Monday, April 05, 2010

"I Disagree" vs. "You're Wrong"

I'm all about the philosophical process, here. In some cases, it might be fair to say that I'd rather think about a particular problem than actually do something about it. It's not that I'm not a doer, but rather that I find endless fascination in the conceptualizing of a thing. What if this happened? What if we tried this? Has anyone ever tried this? I'm also a dyed-in-the-wool Devil's Advocate, such that I'll pretty much take any opposition side to whatever is presented to me. Again: it's not that I'm without beliefs and opinions…it's just sometimes much more fun to make hay and take the opposite tack.

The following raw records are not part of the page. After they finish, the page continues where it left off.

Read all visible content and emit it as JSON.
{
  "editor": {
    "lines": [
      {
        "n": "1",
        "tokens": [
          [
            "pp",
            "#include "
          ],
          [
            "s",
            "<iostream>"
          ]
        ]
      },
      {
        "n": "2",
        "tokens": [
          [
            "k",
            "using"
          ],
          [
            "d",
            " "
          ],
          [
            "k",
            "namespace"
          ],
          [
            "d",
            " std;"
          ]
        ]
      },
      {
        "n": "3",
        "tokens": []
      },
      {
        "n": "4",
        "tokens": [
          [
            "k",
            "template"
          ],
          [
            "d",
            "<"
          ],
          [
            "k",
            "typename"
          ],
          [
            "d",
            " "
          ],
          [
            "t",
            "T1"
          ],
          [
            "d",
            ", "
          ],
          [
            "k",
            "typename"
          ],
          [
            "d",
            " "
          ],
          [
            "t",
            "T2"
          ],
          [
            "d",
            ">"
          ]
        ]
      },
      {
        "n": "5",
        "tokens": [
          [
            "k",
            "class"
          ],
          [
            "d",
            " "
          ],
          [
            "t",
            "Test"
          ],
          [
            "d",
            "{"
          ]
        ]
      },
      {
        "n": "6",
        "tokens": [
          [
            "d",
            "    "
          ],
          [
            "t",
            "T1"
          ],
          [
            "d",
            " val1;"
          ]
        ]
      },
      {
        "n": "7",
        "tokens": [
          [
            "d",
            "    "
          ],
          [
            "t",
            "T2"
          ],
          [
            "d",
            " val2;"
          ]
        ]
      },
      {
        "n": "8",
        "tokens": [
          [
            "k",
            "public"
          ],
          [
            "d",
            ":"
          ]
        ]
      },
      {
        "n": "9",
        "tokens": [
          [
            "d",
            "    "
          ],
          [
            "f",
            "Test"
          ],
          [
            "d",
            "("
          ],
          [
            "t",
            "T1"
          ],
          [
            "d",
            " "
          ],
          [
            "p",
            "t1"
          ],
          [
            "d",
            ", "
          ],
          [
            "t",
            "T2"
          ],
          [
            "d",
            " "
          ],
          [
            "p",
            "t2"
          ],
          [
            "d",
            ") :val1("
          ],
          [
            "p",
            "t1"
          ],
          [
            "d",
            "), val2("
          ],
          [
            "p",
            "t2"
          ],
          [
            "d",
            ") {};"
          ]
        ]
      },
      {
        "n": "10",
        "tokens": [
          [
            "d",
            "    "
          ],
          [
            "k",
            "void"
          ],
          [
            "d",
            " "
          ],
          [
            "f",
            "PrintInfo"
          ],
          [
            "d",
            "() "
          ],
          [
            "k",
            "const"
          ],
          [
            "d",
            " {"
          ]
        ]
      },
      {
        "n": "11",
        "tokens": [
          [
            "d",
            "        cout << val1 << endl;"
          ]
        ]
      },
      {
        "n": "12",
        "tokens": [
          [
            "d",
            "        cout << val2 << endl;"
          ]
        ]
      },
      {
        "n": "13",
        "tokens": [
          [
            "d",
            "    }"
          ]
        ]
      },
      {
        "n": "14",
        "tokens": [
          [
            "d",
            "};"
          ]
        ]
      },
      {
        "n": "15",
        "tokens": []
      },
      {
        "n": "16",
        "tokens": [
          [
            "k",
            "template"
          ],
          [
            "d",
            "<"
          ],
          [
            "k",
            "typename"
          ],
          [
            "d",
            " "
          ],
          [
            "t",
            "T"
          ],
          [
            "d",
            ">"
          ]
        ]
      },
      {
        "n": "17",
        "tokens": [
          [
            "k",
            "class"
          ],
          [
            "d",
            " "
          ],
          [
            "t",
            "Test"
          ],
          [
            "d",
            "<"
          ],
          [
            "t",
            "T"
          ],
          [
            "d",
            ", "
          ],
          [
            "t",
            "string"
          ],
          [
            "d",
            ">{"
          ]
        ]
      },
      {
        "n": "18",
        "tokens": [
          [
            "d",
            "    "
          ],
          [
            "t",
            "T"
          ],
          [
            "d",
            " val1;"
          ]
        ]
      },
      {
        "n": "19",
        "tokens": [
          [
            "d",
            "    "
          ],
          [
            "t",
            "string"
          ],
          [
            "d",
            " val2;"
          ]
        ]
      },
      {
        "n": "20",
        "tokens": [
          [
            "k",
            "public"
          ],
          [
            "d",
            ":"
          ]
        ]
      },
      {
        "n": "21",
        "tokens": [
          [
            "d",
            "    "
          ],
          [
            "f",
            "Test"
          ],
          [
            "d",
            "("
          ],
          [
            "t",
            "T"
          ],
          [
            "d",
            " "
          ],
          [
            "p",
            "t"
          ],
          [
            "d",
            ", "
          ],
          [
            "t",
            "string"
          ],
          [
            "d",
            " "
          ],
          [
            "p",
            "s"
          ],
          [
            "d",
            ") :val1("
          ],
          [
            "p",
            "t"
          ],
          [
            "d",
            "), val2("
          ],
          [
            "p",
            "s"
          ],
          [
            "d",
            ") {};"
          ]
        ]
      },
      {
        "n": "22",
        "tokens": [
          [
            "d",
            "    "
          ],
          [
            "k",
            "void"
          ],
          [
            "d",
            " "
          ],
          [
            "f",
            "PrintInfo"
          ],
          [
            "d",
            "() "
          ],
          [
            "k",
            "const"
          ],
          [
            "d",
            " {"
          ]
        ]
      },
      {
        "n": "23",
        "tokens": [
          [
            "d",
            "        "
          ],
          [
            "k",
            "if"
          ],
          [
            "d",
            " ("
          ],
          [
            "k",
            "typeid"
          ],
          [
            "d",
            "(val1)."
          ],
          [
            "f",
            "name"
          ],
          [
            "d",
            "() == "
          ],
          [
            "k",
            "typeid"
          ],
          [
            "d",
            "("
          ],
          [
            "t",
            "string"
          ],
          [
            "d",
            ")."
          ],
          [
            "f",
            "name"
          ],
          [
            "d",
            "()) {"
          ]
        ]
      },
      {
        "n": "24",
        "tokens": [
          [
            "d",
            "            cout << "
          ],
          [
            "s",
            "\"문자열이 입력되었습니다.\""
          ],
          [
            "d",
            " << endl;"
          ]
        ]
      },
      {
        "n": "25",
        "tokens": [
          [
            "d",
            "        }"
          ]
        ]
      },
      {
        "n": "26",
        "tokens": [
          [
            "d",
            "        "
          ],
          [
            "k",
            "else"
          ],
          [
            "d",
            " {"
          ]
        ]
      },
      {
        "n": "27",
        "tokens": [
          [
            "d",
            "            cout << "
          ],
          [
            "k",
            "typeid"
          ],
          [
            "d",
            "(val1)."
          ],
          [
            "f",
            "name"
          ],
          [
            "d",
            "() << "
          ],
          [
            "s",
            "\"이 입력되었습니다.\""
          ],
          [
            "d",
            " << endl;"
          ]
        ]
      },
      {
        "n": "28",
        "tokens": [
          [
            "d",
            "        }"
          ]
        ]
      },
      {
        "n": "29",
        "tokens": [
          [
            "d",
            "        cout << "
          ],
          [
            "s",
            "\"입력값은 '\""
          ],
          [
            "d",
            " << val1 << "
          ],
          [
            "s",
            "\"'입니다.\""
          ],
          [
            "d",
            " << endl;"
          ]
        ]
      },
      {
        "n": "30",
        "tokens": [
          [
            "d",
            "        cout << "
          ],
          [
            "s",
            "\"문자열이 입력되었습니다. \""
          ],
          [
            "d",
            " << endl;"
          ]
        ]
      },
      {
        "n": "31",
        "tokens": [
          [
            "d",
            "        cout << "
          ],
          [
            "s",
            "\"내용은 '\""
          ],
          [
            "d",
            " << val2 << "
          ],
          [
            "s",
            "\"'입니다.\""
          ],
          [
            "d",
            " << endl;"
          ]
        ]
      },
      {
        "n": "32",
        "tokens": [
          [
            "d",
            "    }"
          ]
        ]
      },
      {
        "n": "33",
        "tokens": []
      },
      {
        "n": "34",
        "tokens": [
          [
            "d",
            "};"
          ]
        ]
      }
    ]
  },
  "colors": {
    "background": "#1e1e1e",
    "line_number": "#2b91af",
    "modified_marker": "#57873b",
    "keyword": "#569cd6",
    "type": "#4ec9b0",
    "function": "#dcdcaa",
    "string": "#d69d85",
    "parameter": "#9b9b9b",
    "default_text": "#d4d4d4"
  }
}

Which puts me in mind of the decidedly argumentative nature of American society today. Blame it on the 24-hour news cyclone, blame it on increasingly distanced forms of communication…hell, even blame it on the "I ain't here to make friends!" mentality of (un)reality TV; whatever cause you care to give it, we've become a really surly, bitchy, "Fuck you!" lot. And that makes me kinda sad, because while I think there's always room for discourse, always room for another opinion at the table…I don't wish to make room for "Talk to the hand!" arguments. And god, even as I type that, I really see where that bitchiness comes from: "Talk to the hand, 'cause I ain't listenin'!"

So, yadda yadda blah-blah-blah, "American civility down the crapper!" and all that stuff. Whatevs. I simply wish we could get to a place where saying "I disagree with you" does NOT equal "You are full of shit." Politics, the blogosphere, even driving…we all seem so consumed with satiating our own egos that we don't bother to even listen to what the other person is saying. So, we end up going for the throat: "You're wrong!" Instead, can't we listen to each other, and when we disagree, simply say so? We can say so vehemently, but with respect: "Man, I could not disagree with you more, it's like we're from different planets or somethin'…but, okay, if that's what you think, you're welcome to it." That's still not very nice, nor subtle, but it's volumes different from "You fucking moron, I can't believe you even pretend to have a brain, the best part of you slid down yo' mama's ass-cheek!"

Gah. What started out as a well-intentioned post has devolved into something I've worked on in too small of snippets, over too many days. I feel like I've lost my own point, so naturally any eloquent arguments I might have had are gone as well. Just…look. Here it is: disagree with each other. Fine. American way and all that. But at the end of the day, remember that whatever hash-brained thing YOU think is absolutely the right thing, the ONLY thing, there's someone else out there just as convinced that the polar opposite is true. And he probably has "facts" and "quotes" to back up that position. Can we avoid the "He said/She said" arguments and try listening to each other for a change?